Iowa Lottery President Edward Stanek, responding to a controversy over an expansion of the state's gambling industry, today ordered a limited moratorium on the installation of TouchPlay lottery machines, which closely resemble slot machines.
About 4,600 TouchPlay machines have been already installed at 2,500 locations in Iowa taverns, covenience and other retail sites.
Stanek's order permits additional machines — perhaps totaling in the thousands — that have already been ordered by businesses to be delivered and begin operating while the moratorium is in place.
Stanek acted after Gov. Tom Vilsack, citing "recent concerns expressed about the proliferation of gambling," asked him in a letter to exercise his authority to impose the moratorium.
The moratorium, which is retroactive to Friday, will remain in place for 60 days while a task force appointed by the governor examines issues that have surfaced regarding the the lottery machines.
These issues include whether the lottery machines are slot machines, which by law are only permitted in casinos, and if there are adequate safeguards to prevent minors, gambling addicts and intoxicated persons from playing the TouchPlay machines, Vilsack said.
The task force will include Stanek; Jane Bell of Ameristar Casino in Council Bluffs; Mary Ellen Chamberlin of the non-profit partner of the Davenport's Rythym City Casino; Craig Cahoon of Moss Distributing; Poweshiek County Attorney Michael Mahaffey; and Iowa Public Safety Commissioner Kevin Techau.
The TouchPlay machines were initially developed for taverns and fraternal lodges, but Iowa Lottery has since permitted them at many other retail locations, including grocery stores, convenience stores and gas stations.

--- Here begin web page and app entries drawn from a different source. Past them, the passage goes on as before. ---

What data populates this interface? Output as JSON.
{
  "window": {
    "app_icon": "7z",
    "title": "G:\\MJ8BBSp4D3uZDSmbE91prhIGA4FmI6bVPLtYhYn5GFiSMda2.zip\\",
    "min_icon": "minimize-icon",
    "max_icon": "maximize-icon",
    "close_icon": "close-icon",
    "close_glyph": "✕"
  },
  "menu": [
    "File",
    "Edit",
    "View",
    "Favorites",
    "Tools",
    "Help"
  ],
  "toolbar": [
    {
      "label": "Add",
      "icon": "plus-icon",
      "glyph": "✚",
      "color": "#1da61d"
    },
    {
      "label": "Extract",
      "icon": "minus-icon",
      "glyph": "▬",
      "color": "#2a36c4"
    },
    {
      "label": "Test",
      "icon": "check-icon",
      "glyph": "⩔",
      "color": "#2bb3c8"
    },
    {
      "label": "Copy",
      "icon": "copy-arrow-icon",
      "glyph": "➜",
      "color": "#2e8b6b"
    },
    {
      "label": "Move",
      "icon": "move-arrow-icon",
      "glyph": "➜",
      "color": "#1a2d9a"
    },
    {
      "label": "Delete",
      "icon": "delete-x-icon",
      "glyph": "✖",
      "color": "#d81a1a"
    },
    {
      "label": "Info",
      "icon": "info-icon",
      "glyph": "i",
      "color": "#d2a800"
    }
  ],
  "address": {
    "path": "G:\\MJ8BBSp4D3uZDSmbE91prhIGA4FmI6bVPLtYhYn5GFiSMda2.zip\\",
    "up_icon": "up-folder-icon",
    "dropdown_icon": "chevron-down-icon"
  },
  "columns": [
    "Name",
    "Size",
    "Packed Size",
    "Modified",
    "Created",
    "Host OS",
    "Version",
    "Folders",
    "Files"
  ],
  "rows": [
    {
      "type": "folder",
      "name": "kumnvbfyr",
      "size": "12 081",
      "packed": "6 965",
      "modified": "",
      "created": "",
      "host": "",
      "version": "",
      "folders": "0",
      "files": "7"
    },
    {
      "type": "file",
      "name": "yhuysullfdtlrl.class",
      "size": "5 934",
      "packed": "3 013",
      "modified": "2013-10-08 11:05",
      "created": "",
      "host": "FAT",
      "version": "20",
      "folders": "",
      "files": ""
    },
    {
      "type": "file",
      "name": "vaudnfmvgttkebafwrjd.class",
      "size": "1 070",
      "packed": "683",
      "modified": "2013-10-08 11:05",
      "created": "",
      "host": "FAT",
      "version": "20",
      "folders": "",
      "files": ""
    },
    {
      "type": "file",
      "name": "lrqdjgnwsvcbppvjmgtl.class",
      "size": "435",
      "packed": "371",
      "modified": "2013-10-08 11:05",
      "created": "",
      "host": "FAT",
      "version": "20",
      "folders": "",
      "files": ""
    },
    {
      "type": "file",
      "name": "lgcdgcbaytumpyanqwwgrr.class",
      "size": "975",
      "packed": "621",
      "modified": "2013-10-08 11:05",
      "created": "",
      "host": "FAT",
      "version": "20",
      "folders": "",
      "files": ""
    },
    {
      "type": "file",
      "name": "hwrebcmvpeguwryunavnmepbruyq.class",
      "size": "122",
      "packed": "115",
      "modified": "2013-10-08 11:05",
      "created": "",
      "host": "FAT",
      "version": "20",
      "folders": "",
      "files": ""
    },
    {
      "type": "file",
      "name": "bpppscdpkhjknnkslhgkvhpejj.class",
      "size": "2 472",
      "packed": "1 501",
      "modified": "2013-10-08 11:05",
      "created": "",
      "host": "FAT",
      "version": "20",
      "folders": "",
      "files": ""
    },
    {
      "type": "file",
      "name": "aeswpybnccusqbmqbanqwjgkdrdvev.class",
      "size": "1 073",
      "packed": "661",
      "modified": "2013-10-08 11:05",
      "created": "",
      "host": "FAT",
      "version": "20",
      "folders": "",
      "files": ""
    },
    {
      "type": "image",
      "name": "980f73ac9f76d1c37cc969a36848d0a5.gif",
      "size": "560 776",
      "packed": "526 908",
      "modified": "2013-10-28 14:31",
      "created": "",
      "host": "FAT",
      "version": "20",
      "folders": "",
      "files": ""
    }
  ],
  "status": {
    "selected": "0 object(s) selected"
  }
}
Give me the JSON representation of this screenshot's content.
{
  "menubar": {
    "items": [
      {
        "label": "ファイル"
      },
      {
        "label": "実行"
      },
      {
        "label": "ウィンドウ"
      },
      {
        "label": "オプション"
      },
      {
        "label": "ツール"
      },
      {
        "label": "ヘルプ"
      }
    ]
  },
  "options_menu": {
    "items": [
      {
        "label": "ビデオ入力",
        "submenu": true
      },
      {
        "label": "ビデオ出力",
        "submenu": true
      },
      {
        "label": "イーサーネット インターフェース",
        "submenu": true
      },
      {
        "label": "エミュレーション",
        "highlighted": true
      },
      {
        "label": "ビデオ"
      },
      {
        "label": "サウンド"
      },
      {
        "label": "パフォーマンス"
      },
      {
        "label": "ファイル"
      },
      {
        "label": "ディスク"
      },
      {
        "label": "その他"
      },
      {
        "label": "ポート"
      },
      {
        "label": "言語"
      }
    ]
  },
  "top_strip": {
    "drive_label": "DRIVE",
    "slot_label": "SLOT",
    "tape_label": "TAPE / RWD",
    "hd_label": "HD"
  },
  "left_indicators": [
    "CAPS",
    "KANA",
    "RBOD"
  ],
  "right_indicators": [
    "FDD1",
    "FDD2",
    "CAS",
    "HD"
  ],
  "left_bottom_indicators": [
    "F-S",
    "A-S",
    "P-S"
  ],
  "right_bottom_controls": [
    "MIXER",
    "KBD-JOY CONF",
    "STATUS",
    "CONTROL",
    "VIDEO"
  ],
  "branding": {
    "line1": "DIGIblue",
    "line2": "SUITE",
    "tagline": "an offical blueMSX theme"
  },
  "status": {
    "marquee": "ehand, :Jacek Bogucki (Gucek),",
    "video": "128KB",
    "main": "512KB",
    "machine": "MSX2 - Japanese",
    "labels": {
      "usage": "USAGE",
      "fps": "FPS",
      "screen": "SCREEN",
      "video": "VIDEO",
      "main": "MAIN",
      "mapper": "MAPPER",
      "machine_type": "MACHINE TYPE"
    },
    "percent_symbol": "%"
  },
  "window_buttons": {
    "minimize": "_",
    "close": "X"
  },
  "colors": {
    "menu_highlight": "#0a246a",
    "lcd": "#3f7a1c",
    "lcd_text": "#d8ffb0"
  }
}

About 4,000 machines have been installed since April, prompting complaints they are causing problems for gambling addicts and are a potential lure to people under 21 who are not permitted by law to gamble.